*Aim of the exercise*:
Please reproduce the data exactly and omit the pictures.

*Information*:
━━━━━━━━
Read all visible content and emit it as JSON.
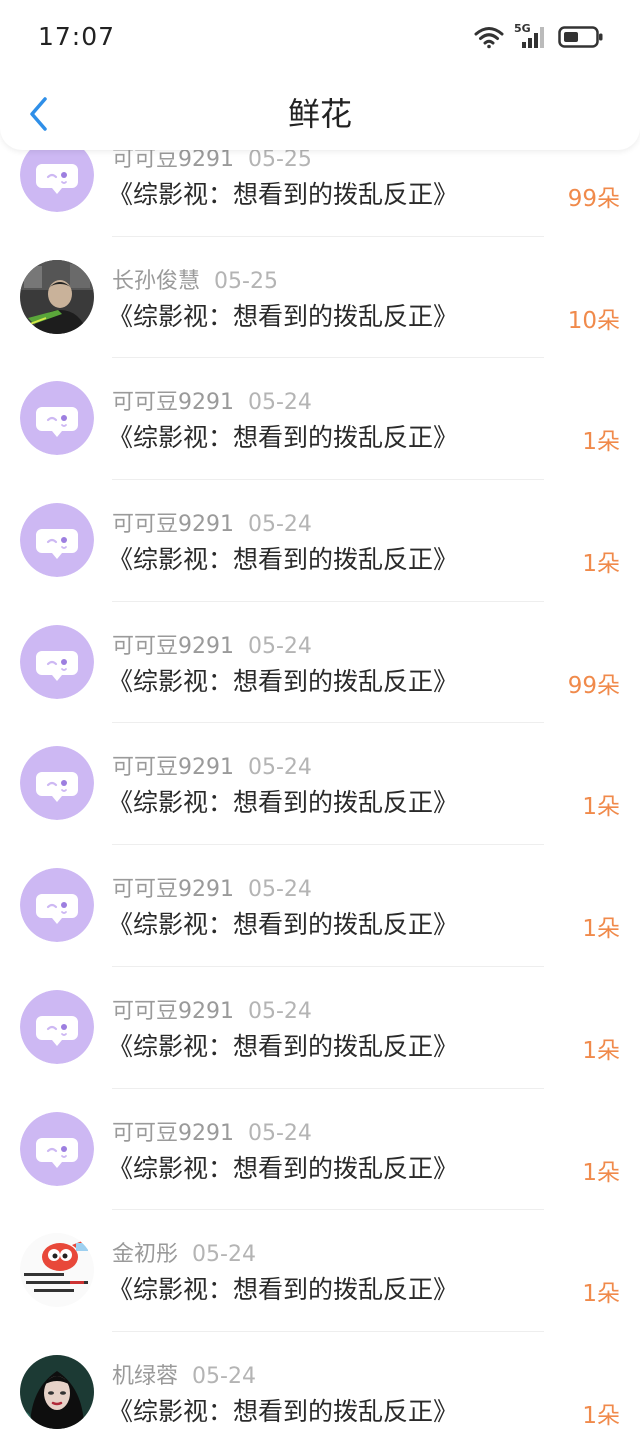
{
  "status_bar": {
    "time": "17:07",
    "network": "5G"
  },
  "header": {
    "title": "鲜花"
  },
  "colors": {
    "accent_blue": "#2f8fe8",
    "flower_count": "#f08a4b",
    "default_avatar": "#cdb8f3"
  },
  "gifts": [
    {
      "user": "可可豆9291",
      "date": "05-25",
      "book": "《综影视：想看到的拨乱反正》",
      "count": "99朵",
      "avatar": "default-chat-avatar"
    },
    {
      "user": "长孙俊慧",
      "date": "05-25",
      "book": "《综影视：想看到的拨乱反正》",
      "count": "10朵",
      "avatar": "photo-avatar-man"
    },
    {
      "user": "可可豆9291",
      "date": "05-24",
      "book": "《综影视：想看到的拨乱反正》",
      "count": "1朵",
      "avatar": "default-chat-avatar"
    },
    {
      "user": "可可豆9291",
      "date": "05-24",
      "book": "《综影视：想看到的拨乱反正》",
      "count": "1朵",
      "avatar": "default-chat-avatar"
    },
    {
      "user": "可可豆9291",
      "date": "05-24",
      "book": "《综影视：想看到的拨乱反正》",
      "count": "99朵",
      "avatar": "default-chat-avatar"
    },
    {
      "user": "可可豆9291",
      "date": "05-24",
      "book": "《综影视：想看到的拨乱反正》",
      "count": "1朵",
      "avatar": "default-chat-avatar"
    },
    {
      "user": "可可豆9291",
      "date": "05-24",
      "book": "《综影视：想看到的拨乱反正》",
      "count": "1朵",
      "avatar": "default-chat-avatar"
    },
    {
      "user": "可可豆9291",
      "date": "05-24",
      "book": "《综影视：想看到的拨乱反正》",
      "count": "1朵",
      "avatar": "default-chat-avatar"
    },
    {
      "user": "可可豆9291",
      "date": "05-24",
      "book": "《综影视：想看到的拨乱反正》",
      "count": "1朵",
      "avatar": "default-chat-avatar"
    },
    {
      "user": "金初彤",
      "date": "05-24",
      "book": "《综影视：想看到的拨乱反正》",
      "count": "1朵",
      "avatar": "cartoon-avatar"
    },
    {
      "user": "机绿蓉",
      "date": "05-24",
      "book": "《综影视：想看到的拨乱反正》",
      "count": "1朵",
      "avatar": "photo-avatar-woman"
    }
  ]
}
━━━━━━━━
*Exercise result*:
Read all visible content and emit it as JSON.
{
  "status_bar": {
    "time": "17:07",
    "network": "5G"
  },
  "header": {
    "title": "鲜花"
  },
  "colors": {
    "accent_blue": "#2f8fe8",
    "flower_count": "#f08a4b",
    "default_avatar": "#cdb8f3"
  },
  "gifts": [
    {
      "user": "可可豆9291",
      "date": "05-25",
      "book": "《综影视：想看到的拨乱反正》",
      "count": "99朵",
      "avatar": "default-chat-avatar"
    },
    {
      "user": "长孙俊慧",
      "date": "05-25",
      "book": "《综影视：想看到的拨乱反正》",
      "count": "10朵",
      "avatar": "photo-avatar-man"
    },
    {
      "user": "可可豆9291",
      "date": "05-24",
      "book": "《综影视：想看到的拨乱反正》",
      "count": "1朵",
      "avatar": "default-chat-avatar"
    },
    {
      "user": "可可豆9291",
      "date": "05-24",
      "book": "《综影视：想看到的拨乱反正》",
      "count": "1朵",
      "avatar": "default-chat-avatar"
    },
    {
      "user": "可可豆9291",
      "date": "05-24",
      "book": "《综影视：想看到的拨乱反正》",
      "count": "99朵",
      "avatar": "default-chat-avatar"
    },
    {
      "user": "可可豆9291",
      "date": "05-24",
      "book": "《综影视：想看到的拨乱反正》",
      "count": "1朵",
      "avatar": "default-chat-avatar"
    },
    {
      "user": "可可豆9291",
      "date": "05-24",
      "book": "《综影视：想看到的拨乱反正》",
      "count": "1朵",
      "avatar": "default-chat-avatar"
    },
    {
      "user": "可可豆9291",
      "date": "05-24",
      "book": "《综影视：想看到的拨乱反正》",
      "count": "1朵",
      "avatar": "default-chat-avatar"
    },
    {
      "user": "可可豆9291",
      "date": "05-24",
      "book": "《综影视：想看到的拨乱反正》",
      "count": "1朵",
      "avatar": "default-chat-avatar"
    },
    {
      "user": "金初彤",
      "date": "05-24",
      "book": "《综影视：想看到的拨乱反正》",
      "count": "1朵",
      "avatar": "cartoon-avatar"
    },
    {
      "user": "机绿蓉",
      "date": "05-24",
      "book": "《综影视：想看到的拨乱反正》",
      "count": "1朵",
      "avatar": "photo-avatar-woman"
    }
  ]
}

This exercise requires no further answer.